Instructions to follow -> Output the records below in full, word for word; pictures do not belong in it.

Dataset records:
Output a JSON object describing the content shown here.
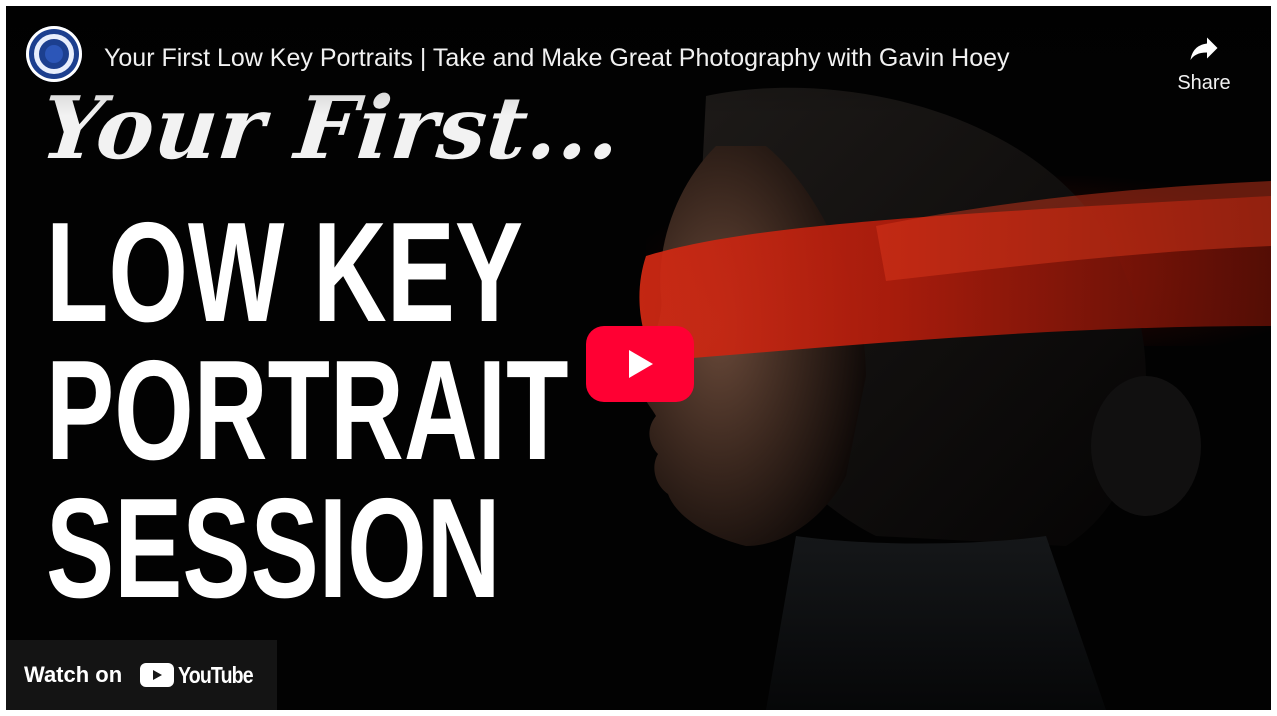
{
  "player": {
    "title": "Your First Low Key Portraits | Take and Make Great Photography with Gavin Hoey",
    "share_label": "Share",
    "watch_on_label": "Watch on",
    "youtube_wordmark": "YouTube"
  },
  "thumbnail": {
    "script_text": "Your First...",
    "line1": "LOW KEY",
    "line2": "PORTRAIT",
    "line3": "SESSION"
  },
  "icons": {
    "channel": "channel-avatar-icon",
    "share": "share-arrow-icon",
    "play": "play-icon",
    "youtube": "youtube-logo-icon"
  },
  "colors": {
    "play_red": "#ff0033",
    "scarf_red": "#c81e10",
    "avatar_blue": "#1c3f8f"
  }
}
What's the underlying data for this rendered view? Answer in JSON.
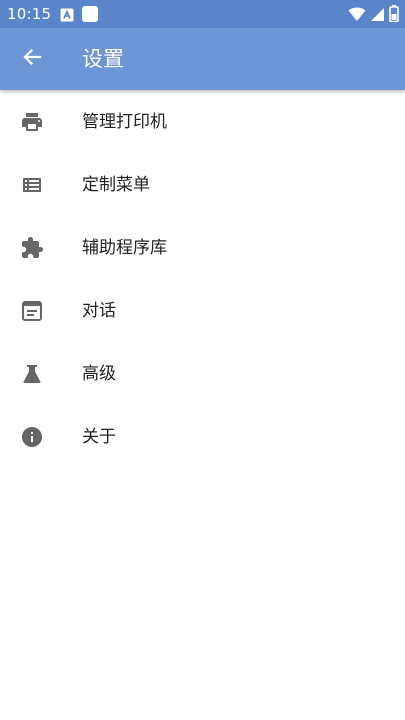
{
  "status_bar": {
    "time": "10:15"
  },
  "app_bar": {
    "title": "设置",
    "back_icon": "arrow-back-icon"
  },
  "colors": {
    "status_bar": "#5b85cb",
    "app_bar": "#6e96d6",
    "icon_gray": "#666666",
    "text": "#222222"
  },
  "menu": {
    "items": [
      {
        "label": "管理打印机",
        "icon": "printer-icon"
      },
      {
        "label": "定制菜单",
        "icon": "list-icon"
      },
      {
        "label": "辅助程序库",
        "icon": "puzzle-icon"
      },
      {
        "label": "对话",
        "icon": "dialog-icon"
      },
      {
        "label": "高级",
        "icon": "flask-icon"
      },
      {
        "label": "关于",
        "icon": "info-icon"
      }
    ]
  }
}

Worked solution ->
Output a JSON object describing the content shown here.
{
  "player": {
    "title": "Your First Low Key Portraits | Take and Make Great Photography with Gavin Hoey",
    "share_label": "Share",
    "watch_on_label": "Watch on",
    "youtube_wordmark": "YouTube"
  },
  "thumbnail": {
    "script_text": "Your First...",
    "line1": "LOW KEY",
    "line2": "PORTRAIT",
    "line3": "SESSION"
  },
  "icons": {
    "channel": "channel-avatar-icon",
    "share": "share-arrow-icon",
    "play": "play-icon",
    "youtube": "youtube-logo-icon"
  },
  "colors": {
    "play_red": "#ff0033",
    "scarf_red": "#c81e10",
    "avatar_blue": "#1c3f8f"
  }
}
What's the underlying data for this rendered view? Answer in JSON.
{
  "status_bar": {
    "time": "10:15"
  },
  "app_bar": {
    "title": "设置",
    "back_icon": "arrow-back-icon"
  },
  "colors": {
    "status_bar": "#5b85cb",
    "app_bar": "#6e96d6",
    "icon_gray": "#666666",
    "text": "#222222"
  },
  "menu": {
    "items": [
      {
        "label": "管理打印机",
        "icon": "printer-icon"
      },
      {
        "label": "定制菜单",
        "icon": "list-icon"
      },
      {
        "label": "辅助程序库",
        "icon": "puzzle-icon"
      },
      {
        "label": "对话",
        "icon": "dialog-icon"
      },
      {
        "label": "高级",
        "icon": "flask-icon"
      },
      {
        "label": "关于",
        "icon": "info-icon"
      }
    ]
  }
}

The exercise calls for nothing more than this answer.